    I can’t imagine the solution is to try to tighten things up more because nothing I can do will stop the pipes from moving, so there must be a way to make things slide quieter. Ideas?

    I’ve considered greasing the hangers but I don’t think that’d last and might smell, or wrapping the hangers in something slidy
    1 pipe Peerless 63-03L in Cedar Grove, NJ, coal > oil > NG
  • acwagner
    acwagner Member Posts: 505
    I used this type when I redid my system:

    https://www.oatey.com/2378562/Product/Oatey-Galvanized-Dwv-Hanger

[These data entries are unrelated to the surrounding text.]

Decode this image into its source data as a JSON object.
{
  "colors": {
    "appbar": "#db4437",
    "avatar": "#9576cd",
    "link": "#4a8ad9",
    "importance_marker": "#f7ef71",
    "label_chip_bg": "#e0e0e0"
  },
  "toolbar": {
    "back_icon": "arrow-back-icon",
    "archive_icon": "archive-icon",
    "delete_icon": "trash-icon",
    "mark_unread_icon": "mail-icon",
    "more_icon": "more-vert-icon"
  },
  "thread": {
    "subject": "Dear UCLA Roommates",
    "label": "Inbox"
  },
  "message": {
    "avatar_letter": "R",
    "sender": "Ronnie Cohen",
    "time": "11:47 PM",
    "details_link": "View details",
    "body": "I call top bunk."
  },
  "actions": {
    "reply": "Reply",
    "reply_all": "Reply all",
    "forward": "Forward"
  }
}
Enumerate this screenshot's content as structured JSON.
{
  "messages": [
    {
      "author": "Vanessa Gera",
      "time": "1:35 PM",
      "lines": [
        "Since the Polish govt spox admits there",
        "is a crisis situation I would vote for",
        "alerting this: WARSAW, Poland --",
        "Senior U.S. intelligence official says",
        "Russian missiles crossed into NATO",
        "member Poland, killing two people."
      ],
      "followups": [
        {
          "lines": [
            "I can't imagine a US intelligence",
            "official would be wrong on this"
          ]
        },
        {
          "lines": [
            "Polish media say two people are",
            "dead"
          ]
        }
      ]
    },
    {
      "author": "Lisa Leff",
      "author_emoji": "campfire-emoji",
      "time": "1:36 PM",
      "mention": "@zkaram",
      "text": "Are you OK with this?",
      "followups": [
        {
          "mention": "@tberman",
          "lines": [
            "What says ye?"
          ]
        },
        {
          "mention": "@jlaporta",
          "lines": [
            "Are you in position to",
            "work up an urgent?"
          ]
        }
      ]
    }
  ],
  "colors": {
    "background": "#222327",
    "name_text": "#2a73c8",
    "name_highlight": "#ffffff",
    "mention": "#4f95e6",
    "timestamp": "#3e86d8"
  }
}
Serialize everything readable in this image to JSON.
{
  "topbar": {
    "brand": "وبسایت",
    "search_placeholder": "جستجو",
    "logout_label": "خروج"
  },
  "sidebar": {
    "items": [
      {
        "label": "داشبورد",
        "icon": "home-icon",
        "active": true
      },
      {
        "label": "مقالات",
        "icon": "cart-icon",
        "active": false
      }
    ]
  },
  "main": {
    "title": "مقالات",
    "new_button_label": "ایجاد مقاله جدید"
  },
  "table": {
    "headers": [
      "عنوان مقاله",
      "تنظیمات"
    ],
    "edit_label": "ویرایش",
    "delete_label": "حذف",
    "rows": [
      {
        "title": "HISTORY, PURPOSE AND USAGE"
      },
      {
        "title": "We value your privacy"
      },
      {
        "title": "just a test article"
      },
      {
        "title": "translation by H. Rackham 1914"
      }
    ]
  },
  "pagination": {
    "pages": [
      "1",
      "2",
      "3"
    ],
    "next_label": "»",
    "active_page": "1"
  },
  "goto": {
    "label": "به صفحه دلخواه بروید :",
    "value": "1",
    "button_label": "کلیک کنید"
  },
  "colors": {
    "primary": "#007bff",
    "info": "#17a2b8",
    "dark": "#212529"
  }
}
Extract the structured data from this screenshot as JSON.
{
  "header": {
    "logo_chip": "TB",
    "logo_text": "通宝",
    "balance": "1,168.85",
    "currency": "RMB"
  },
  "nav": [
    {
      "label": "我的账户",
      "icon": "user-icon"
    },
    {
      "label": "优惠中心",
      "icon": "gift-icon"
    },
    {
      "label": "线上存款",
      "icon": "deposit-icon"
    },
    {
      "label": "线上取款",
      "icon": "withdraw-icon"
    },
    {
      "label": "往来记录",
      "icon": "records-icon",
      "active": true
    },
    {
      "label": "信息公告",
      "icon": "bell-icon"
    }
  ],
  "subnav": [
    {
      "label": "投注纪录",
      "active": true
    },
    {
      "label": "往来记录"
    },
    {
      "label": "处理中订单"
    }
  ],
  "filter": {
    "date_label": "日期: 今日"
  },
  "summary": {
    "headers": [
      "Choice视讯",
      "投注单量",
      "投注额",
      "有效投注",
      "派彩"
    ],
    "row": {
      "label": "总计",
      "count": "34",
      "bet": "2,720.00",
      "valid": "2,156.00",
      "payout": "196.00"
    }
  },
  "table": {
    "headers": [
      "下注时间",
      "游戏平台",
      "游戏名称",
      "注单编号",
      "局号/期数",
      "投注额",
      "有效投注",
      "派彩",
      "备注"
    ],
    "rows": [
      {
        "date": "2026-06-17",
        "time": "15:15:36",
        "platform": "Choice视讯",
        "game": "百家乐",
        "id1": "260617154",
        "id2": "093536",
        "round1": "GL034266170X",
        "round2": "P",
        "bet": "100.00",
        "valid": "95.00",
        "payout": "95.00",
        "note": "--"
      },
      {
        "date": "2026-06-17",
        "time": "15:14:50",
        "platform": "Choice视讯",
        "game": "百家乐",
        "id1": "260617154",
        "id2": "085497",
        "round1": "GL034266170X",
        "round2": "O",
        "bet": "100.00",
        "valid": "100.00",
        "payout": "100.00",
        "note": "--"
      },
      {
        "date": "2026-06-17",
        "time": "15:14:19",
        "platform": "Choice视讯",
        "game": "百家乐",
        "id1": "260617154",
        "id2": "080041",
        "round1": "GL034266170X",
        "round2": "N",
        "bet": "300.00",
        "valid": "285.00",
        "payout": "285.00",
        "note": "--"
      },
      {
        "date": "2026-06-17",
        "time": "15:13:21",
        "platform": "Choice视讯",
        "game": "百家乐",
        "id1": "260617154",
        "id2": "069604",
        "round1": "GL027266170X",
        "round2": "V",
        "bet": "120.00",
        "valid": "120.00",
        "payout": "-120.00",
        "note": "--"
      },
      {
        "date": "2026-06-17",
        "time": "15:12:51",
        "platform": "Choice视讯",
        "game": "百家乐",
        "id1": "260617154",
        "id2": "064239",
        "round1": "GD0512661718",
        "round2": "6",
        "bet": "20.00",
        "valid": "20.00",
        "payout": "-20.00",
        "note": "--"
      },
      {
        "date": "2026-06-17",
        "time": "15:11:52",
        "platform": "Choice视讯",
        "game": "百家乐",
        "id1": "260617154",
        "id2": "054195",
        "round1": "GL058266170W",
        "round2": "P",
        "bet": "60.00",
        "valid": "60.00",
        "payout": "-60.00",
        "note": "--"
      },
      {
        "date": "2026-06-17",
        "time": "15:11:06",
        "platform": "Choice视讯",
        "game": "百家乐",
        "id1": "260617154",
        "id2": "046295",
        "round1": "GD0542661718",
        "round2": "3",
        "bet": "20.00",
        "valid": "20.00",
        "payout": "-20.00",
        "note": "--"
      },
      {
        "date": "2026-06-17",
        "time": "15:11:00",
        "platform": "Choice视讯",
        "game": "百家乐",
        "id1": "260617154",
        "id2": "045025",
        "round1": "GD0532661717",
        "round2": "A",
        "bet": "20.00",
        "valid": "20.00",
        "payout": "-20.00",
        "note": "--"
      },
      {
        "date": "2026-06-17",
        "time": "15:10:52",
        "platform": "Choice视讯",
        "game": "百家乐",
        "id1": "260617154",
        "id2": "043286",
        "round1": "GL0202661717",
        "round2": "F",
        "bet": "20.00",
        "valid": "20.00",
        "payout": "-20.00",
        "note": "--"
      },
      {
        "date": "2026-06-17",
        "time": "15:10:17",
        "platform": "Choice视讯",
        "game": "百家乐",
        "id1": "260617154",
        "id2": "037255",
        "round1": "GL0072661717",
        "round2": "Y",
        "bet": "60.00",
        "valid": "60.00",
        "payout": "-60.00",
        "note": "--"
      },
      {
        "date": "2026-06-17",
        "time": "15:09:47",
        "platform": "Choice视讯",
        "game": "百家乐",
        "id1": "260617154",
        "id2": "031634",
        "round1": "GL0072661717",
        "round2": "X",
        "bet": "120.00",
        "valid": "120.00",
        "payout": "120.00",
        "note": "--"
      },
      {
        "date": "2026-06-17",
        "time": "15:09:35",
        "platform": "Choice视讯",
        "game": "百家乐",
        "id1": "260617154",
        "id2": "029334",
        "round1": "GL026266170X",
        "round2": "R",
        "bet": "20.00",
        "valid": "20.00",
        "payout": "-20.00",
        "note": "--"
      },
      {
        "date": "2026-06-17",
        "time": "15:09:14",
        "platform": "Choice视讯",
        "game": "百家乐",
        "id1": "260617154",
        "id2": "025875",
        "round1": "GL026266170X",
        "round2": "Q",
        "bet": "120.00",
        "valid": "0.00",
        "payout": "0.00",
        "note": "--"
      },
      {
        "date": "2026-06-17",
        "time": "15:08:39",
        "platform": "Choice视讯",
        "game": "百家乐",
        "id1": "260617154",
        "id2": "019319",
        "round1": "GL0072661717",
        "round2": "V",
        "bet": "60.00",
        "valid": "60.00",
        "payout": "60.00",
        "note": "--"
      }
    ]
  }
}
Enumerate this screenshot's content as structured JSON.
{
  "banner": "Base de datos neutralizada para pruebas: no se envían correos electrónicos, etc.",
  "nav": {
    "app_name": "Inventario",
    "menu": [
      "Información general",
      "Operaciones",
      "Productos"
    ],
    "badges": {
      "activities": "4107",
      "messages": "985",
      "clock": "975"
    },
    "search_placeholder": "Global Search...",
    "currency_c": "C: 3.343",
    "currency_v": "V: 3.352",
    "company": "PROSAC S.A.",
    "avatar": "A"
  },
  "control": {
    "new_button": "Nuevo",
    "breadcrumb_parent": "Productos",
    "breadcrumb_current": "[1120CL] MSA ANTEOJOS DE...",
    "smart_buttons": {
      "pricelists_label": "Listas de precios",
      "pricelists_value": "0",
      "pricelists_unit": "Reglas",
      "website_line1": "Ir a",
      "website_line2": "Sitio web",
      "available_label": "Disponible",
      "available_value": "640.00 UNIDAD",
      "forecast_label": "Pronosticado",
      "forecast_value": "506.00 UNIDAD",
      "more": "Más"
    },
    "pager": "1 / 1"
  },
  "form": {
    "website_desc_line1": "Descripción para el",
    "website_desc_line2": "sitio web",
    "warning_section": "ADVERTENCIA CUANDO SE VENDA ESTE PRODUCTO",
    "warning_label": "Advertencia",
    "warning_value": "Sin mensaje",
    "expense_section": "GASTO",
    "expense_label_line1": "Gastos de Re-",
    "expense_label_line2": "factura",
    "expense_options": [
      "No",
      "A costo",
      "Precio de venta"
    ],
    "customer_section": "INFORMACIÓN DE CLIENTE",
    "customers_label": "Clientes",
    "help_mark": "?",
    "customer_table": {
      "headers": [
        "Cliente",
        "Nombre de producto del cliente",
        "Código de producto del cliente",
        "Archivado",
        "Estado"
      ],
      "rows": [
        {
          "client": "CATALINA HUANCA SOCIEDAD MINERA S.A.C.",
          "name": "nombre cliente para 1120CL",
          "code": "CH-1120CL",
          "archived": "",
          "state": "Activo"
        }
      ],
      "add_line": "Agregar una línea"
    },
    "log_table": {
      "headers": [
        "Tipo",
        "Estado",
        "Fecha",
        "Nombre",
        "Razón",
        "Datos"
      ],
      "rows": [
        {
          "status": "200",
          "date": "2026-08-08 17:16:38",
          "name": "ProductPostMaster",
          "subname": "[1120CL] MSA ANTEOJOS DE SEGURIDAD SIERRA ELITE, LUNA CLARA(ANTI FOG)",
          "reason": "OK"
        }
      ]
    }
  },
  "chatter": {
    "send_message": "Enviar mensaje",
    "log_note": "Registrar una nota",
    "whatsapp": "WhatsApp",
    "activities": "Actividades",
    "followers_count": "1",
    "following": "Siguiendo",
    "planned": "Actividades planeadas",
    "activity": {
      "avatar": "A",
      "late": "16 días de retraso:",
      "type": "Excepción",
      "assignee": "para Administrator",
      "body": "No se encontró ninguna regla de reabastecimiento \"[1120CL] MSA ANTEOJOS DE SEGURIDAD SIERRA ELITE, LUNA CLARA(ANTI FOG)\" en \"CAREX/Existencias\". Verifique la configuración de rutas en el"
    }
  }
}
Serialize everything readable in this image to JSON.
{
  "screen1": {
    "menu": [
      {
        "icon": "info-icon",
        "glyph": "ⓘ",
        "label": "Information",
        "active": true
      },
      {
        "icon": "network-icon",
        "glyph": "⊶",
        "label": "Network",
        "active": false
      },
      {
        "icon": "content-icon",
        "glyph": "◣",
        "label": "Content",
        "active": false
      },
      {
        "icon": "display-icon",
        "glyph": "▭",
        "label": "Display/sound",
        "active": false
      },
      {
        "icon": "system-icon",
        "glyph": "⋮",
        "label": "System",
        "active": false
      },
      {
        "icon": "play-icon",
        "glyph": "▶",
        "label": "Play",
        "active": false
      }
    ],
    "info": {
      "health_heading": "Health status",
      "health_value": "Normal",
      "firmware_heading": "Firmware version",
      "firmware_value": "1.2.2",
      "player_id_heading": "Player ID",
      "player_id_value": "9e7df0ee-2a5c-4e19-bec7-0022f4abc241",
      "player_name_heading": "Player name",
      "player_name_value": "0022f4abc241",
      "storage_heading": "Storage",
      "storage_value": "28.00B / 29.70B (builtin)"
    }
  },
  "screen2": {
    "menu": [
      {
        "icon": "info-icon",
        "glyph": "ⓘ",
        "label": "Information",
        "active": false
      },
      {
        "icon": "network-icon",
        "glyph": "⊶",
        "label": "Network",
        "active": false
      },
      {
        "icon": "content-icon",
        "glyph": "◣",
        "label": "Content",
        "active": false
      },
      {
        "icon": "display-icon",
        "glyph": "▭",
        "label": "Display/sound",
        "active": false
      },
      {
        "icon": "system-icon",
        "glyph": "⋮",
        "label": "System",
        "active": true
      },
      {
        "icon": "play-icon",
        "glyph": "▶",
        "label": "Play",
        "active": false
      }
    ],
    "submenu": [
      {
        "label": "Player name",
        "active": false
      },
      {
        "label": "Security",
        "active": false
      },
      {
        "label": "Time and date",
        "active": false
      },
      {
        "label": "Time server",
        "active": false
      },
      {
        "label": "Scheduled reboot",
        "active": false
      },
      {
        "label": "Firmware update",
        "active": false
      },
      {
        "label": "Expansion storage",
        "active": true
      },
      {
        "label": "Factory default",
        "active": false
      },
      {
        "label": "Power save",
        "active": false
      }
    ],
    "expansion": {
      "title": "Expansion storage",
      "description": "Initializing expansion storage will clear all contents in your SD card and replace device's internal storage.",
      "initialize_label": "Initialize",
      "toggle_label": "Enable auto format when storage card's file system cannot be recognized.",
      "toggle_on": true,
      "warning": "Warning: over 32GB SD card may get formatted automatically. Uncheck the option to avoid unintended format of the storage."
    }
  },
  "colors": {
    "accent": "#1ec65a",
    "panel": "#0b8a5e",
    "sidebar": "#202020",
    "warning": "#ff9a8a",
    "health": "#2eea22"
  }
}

    Obviously only works when the ceiling is unfinished. Worked great for me. I don't have any expansion noises with this type.
    Burnham IN5PVNI Boiler, Single Pipe with 290 EDR
    18 Ounce per Square Inch Gauge
    Time Delay Relay in Series with Thermostat
    Operating Pressure 0.3-0.5 Ounce per Square Inch

  • JUGHNE
    JUGHNE Member Posts: 8,941
    The longer the hanging rod or strap the less movement of the clevis as the rod swings.
    This was discussed above somewhere.
  • ChrisJ
    ChrisJ Member Posts: 11,970
    edited November 2019
    I used a lot of the short wooden dowels from BuyInsulationProducts.com

    They're round pieces of wood that you cut to fit into the insulation to hold the pipe off of the hanger.

    They aren't perfect, but they do seem to work. It also seems to keep expansion noises from happening as well.
    Single pipe quasi-vapor system. Typical operating pressure 0.14 - 0.43 oz. EcoSteam ES-20 Advanced Control for Residential Steam boilers. Rectorseal Steamaster water treatment
  • Gary Smith
    Gary Smith Member Posts: 367
    Loosen the hanger a little bit and insert a piece of plastic milk jug between the bottom of the pipe and the hanger. Let the hanger just do the vertical work of keeping the pipe from sagging, not resist horizontal forces.
  • ethicalpaul
    ethicalpaul Member Posts: 3,123
    JUGHNE said:

    The longer the hanging rod or strap the less movement of the clevis as the rod swings.
    This was discussed above somewhere.

    I read that, but I just don't have the vertical real estate.

    Loosen the hanger a little bit and insert a piece of plastic milk jug between the bottom of the pipe and the hanger. Let the hanger just do the vertical work of keeping the pipe from sagging, not resist horizontal forces.

    OK I had wondered about this, I'll try it. Apparently milk jug material is the miracle frictionless surface of our age! :wink:
    1 pipe Peerless 63-03L in Cedar Grove, NJ, coal > oil > NG
  • JUGHNE
    JUGHNE Member Posts: 8,941
    Or a trapeze type with roller pipe over the horizontal part.
  • Hap_Hazzard
    Hap_Hazzard Member Posts: 2,389




    Just another DIYer | King of Prussia, PA
    1983(?) Peerless G-561-W-S | 3" drop header, CG400-1090, VXT-24
  • Zipper13
    Zipper13 Member Posts: 214
    edited December 2019
    New owner of a 1920s home with steam heat north of Boston.
    Just trying to learn what I can do myself and what I just shouldn't touch